Railway mutton curry is a British Raj colonial-era dish that was served on long-distance trains. The dish was served with dinner rolls. Tamarind was originally used to extend its shelf life. Some restaurants serve the dish in present-day times, such as Oh! Calcutta! restaurant in Kolkata, India. Railway mutton curry is prepared using a coconut milk base.
A pot of lamb curry
Roti cane with mutton curry (top)
Bengali mutton curry
Mutton Keema Kabab
Black Mutton curry (also referred to as konkani black mutton) is a dish that is prepared from goat or lamb meat, charred coconuts, and a signature spice blend. The regional dish originated in the Konkani district of Maharashtra, India.

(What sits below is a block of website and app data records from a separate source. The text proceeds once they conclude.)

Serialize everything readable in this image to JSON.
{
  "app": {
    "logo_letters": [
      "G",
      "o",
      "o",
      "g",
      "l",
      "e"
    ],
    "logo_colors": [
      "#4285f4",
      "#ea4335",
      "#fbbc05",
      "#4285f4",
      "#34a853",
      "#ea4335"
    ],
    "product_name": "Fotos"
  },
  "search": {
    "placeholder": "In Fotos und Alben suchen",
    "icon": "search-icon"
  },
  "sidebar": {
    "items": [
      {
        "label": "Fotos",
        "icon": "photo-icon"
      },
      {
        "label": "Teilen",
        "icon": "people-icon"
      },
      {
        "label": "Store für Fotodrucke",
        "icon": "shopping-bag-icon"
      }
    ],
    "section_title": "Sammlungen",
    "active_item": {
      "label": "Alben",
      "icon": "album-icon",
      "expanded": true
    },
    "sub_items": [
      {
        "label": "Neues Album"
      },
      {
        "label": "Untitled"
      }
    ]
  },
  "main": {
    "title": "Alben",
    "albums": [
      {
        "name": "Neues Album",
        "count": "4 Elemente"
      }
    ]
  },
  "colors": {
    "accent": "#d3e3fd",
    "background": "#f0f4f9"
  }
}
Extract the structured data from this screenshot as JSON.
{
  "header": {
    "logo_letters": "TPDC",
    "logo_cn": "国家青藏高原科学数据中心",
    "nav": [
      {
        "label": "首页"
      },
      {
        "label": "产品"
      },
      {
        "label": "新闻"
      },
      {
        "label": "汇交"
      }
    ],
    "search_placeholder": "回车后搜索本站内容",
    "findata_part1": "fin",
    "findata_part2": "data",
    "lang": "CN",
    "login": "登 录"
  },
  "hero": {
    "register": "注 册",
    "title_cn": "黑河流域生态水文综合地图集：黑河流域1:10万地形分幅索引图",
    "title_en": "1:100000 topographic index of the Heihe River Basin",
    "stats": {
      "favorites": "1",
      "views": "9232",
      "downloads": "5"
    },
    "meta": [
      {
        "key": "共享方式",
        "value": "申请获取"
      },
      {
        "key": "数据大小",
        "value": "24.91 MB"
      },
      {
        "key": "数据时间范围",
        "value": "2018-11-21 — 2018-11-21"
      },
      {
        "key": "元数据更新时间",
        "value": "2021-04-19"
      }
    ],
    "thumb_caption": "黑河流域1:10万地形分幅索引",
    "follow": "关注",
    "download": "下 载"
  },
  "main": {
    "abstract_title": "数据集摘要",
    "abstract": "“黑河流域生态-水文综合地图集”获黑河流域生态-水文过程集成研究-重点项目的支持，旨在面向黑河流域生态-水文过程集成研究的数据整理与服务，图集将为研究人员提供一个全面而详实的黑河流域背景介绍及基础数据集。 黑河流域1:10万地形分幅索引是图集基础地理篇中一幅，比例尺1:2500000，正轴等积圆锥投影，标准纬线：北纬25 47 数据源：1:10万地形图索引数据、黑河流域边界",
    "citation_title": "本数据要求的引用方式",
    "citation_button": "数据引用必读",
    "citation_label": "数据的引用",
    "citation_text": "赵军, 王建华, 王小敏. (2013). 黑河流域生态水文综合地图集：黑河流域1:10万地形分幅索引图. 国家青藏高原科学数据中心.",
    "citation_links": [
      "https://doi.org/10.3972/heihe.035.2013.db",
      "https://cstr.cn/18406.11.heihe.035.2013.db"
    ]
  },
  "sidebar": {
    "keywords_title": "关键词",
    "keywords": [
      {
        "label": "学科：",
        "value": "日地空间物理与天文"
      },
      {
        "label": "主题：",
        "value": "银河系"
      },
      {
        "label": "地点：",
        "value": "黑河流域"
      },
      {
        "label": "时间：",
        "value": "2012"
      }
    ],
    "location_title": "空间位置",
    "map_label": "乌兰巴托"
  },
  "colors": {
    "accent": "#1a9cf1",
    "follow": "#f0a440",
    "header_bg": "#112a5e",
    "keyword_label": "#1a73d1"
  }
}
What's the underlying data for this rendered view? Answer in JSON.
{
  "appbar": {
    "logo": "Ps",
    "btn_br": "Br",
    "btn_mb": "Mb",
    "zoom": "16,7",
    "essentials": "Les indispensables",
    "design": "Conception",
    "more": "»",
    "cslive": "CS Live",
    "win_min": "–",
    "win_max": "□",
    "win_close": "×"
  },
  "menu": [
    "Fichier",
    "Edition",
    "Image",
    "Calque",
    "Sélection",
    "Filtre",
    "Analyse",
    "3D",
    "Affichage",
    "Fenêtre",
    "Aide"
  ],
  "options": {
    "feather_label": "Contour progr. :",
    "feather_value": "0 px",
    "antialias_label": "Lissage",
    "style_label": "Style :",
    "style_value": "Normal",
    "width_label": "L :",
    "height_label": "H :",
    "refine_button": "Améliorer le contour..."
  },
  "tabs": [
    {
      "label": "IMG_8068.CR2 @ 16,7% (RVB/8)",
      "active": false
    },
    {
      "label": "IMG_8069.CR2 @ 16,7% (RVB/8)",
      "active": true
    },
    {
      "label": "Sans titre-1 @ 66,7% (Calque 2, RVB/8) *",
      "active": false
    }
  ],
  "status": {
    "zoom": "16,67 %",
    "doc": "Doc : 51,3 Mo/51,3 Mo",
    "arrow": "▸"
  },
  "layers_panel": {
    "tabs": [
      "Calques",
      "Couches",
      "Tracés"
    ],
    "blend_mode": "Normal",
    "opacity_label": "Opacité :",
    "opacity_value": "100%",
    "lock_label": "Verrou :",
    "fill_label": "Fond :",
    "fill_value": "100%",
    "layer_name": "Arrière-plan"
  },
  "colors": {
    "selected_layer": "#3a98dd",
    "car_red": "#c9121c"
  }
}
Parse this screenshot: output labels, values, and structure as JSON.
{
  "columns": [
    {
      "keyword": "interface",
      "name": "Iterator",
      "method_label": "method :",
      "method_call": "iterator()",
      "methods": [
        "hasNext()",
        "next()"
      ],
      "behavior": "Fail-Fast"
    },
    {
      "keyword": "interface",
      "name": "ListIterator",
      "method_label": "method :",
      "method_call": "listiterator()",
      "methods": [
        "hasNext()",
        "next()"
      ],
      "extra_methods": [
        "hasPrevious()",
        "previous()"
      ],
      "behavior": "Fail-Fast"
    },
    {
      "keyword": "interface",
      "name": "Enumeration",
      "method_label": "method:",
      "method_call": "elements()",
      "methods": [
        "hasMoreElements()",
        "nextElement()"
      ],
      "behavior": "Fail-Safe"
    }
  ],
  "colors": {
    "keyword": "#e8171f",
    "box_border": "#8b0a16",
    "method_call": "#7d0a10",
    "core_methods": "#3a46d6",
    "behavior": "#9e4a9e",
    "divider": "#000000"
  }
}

Black Mutton curry was originally made by preparing a black spice paste consisting of charred coconuts, onions and peppers with spices which was then cooked low and slow in a cast iron wok. The cooked paste was added with the mutton along with fresh herbs and spices in an earthen pot and cooked low and slow till tender. The curry is typically served with breads such as Bhakari, Chapati, Pav or rice.
The dish utilizes a unique blend of spices called the Maharashtrian garam masala, which consists of cardamom, nutmeg, khus khus (poppy seeds), saunth (dried ginger), and many other Mughlai spices which lend the black mouton an intoxicating flavor and a robust color.
In 2012, in The Midlands, England, trading standards officers working undercover went to twenty restaurants that were randomly chosen and bought 39 lamb curry and kebab dishes. Four of the dishes contained no lamb, instead using a mixture that contained beef, pork or chicken. In the investigation, it was found that only three lamb curries out of the nineteen tested contained only lamb. Most were found to consist of a mixture of lamb with beef or chicken. Additionally, all of the twenty lamb kebabs that were sampled contained meats in addition to lamb that was mixed with it, such as beef, pork or chicken.